(Items from an interface collection)
--*--

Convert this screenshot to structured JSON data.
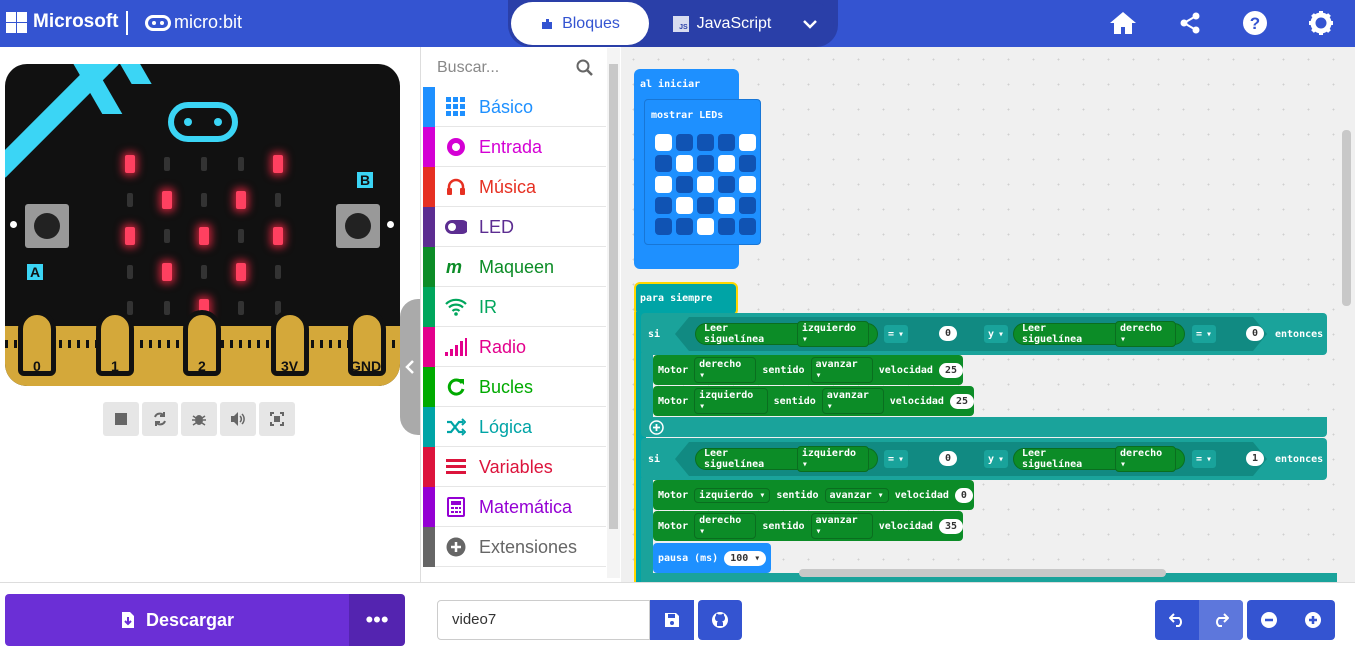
{
  "topbar": {
    "brand": "Microsoft",
    "product": "micro:bit",
    "tab_blocks": "Bloques",
    "tab_js": "JavaScript",
    "js_badge": "JS",
    "icons": [
      "home-icon",
      "share-icon",
      "help-icon",
      "settings-icon"
    ],
    "color": "#3454d1"
  },
  "simulator": {
    "btn_a": "A",
    "btn_b": "B",
    "pins": [
      "0",
      "1",
      "2",
      "3V",
      "GND"
    ],
    "controls": [
      "stop-icon",
      "restart-icon",
      "debug-icon",
      "sound-icon",
      "fullscreen-icon"
    ],
    "led_matrix": [
      [
        1,
        0,
        0,
        0,
        1
      ],
      [
        0,
        1,
        0,
        1,
        0
      ],
      [
        1,
        0,
        1,
        0,
        1
      ],
      [
        0,
        1,
        0,
        1,
        0
      ],
      [
        0,
        0,
        1,
        0,
        0
      ]
    ]
  },
  "toolbox": {
    "search_placeholder": "Buscar...",
    "categories": [
      {
        "label": "Básico",
        "color": "#1e90ff",
        "icon": "grid-icon"
      },
      {
        "label": "Entrada",
        "color": "#d400d4",
        "icon": "input-icon"
      },
      {
        "label": "Música",
        "color": "#e63022",
        "icon": "headphones-icon"
      },
      {
        "label": "LED",
        "color": "#5c2d91",
        "icon": "toggle-icon"
      },
      {
        "label": "Maqueen",
        "color": "#0c8c27",
        "icon": "maqueen-icon"
      },
      {
        "label": "IR",
        "color": "#00a65c",
        "icon": "wifi-icon"
      },
      {
        "label": "Radio",
        "color": "#e3008c",
        "icon": "signal-icon"
      },
      {
        "label": "Bucles",
        "color": "#00aa00",
        "icon": "loop-icon"
      },
      {
        "label": "Lógica",
        "color": "#00a4a6",
        "icon": "shuffle-icon"
      },
      {
        "label": "Variables",
        "color": "#dc143c",
        "icon": "list-icon"
      },
      {
        "label": "Matemática",
        "color": "#9400d3",
        "icon": "calculator-icon"
      },
      {
        "label": "Extensiones",
        "color": "#666666",
        "icon": "plus-circle-icon"
      }
    ]
  },
  "workspace": {
    "on_start": "al iniciar",
    "show_leds": "mostrar LEDs",
    "show_leds_matrix": [
      [
        1,
        1,
        1,
        1,
        1
      ],
      [
        1,
        1,
        1,
        1,
        1
      ],
      [
        1,
        1,
        1,
        1,
        1
      ],
      [
        1,
        1,
        1,
        1,
        1
      ],
      [
        1,
        1,
        1,
        1,
        1
      ]
    ],
    "show_leds_white": [
      [
        1,
        0,
        0,
        0,
        1
      ],
      [
        0,
        1,
        0,
        1,
        0
      ],
      [
        1,
        0,
        1,
        0,
        1
      ],
      [
        0,
        1,
        0,
        1,
        0
      ],
      [
        0,
        0,
        1,
        0,
        0
      ]
    ],
    "forever": "para siempre",
    "if_kw": "si",
    "then_kw": "entonces",
    "and_kw": "y",
    "read_line": "Leer siguelínea",
    "left": "izquierdo",
    "right": "derecho",
    "eq": "=",
    "motor": "Motor",
    "sentido": "sentido",
    "forward": "avanzar",
    "velocity": "velocidad",
    "pause": "pausa (ms)",
    "pause_val": "100",
    "if1": {
      "lval": "0",
      "rval": "0"
    },
    "if1_motors": [
      {
        "side": "derecho",
        "speed": "25"
      },
      {
        "side": "izquierdo",
        "speed": "25"
      }
    ],
    "if2": {
      "lval": "0",
      "rval": "1"
    },
    "if2_motors": [
      {
        "side": "izquierdo",
        "speed": "0"
      },
      {
        "side": "derecho",
        "speed": "35"
      }
    ]
  },
  "bottombar": {
    "download": "Descargar",
    "more": "•••",
    "project_name": "video7"
  }
}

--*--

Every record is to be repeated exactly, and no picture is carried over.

Convert this screenshot to structured JSON data.
{
  "topbar": {
    "brand": "Microsoft",
    "product": "micro:bit",
    "tab_blocks": "Bloques",
    "tab_js": "JavaScript",
    "js_badge": "JS",
    "icons": [
      "home-icon",
      "share-icon",
      "help-icon",
      "settings-icon"
    ],
    "color": "#3454d1"
  },
  "simulator": {
    "btn_a": "A",
    "btn_b": "B",
    "pins": [
      "0",
      "1",
      "2",
      "3V",
      "GND"
    ],
    "controls": [
      "stop-icon",
      "restart-icon",
      "debug-icon",
      "sound-icon",
      "fullscreen-icon"
    ],
    "led_matrix": [
      [
        1,
        0,
        0,
        0,
        1
      ],
      [
        0,
        1,
        0,
        1,
        0
      ],
      [
        1,
        0,
        1,
        0,
        1
      ],
      [
        0,
        1,
        0,
        1,
        0
      ],
      [
        0,
        0,
        1,
        0,
        0
      ]
    ]
  },
  "toolbox": {
    "search_placeholder": "Buscar...",
    "categories": [
      {
        "label": "Básico",
        "color": "#1e90ff",
        "icon": "grid-icon"
      },
      {
        "label": "Entrada",
        "color": "#d400d4",
        "icon": "input-icon"
      },
      {
        "label": "Música",
        "color": "#e63022",
        "icon": "headphones-icon"
      },
      {
        "label": "LED",
        "color": "#5c2d91",
        "icon": "toggle-icon"
      },
      {
        "label": "Maqueen",
        "color": "#0c8c27",
        "icon": "maqueen-icon"
      },
      {
        "label": "IR",
        "color": "#00a65c",
        "icon": "wifi-icon"
      },
      {
        "label": "Radio",
        "color": "#e3008c",
        "icon": "signal-icon"
      },
      {
        "label": "Bucles",
        "color": "#00aa00",
        "icon": "loop-icon"
      },
      {
        "label": "Lógica",
        "color": "#00a4a6",
        "icon": "shuffle-icon"
      },
      {
        "label": "Variables",
        "color": "#dc143c",
        "icon": "list-icon"
      },
      {
        "label": "Matemática",
        "color": "#9400d3",
        "icon": "calculator-icon"
      },
      {
        "label": "Extensiones",
        "color": "#666666",
        "icon": "plus-circle-icon"
      }
    ]
  },
  "workspace": {
    "on_start": "al iniciar",
    "show_leds": "mostrar LEDs",
    "show_leds_matrix": [
      [
        1,
        1,
        1,
        1,
        1
      ],
      [
        1,
        1,
        1,
        1,
        1
      ],
      [
        1,
        1,
        1,
        1,
        1
      ],
      [
        1,
        1,
        1,
        1,
        1
      ],
      [
        1,
        1,
        1,
        1,
        1
      ]
    ],
    "show_leds_white": [
      [
        1,
        0,
        0,
        0,
        1
      ],
      [
        0,
        1,
        0,
        1,
        0
      ],
      [
        1,
        0,
        1,
        0,
        1
      ],
      [
        0,
        1,
        0,
        1,
        0
      ],
      [
        0,
        0,
        1,
        0,
        0
      ]
    ],
    "forever": "para siempre",
    "if_kw": "si",
    "then_kw": "entonces",
    "and_kw": "y",
    "read_line": "Leer siguelínea",
    "left": "izquierdo",
    "right": "derecho",
    "eq": "=",
    "motor": "Motor",
    "sentido": "sentido",
    "forward": "avanzar",
    "velocity": "velocidad",
    "pause": "pausa (ms)",
    "pause_val": "100",
    "if1": {
      "lval": "0",
      "rval": "0"
    },
    "if1_motors": [
      {
        "side": "derecho",
        "speed": "25"
      },
      {
        "side": "izquierdo",
        "speed": "25"
      }
    ],
    "if2": {
      "lval": "0",
      "rval": "1"
    },
    "if2_motors": [
      {
        "side": "izquierdo",
        "speed": "0"
      },
      {
        "side": "derecho",
        "speed": "35"
      }
    ]
  },
  "bottombar": {
    "download": "Descargar",
    "more": "•••",
    "project_name": "video7"
  }
}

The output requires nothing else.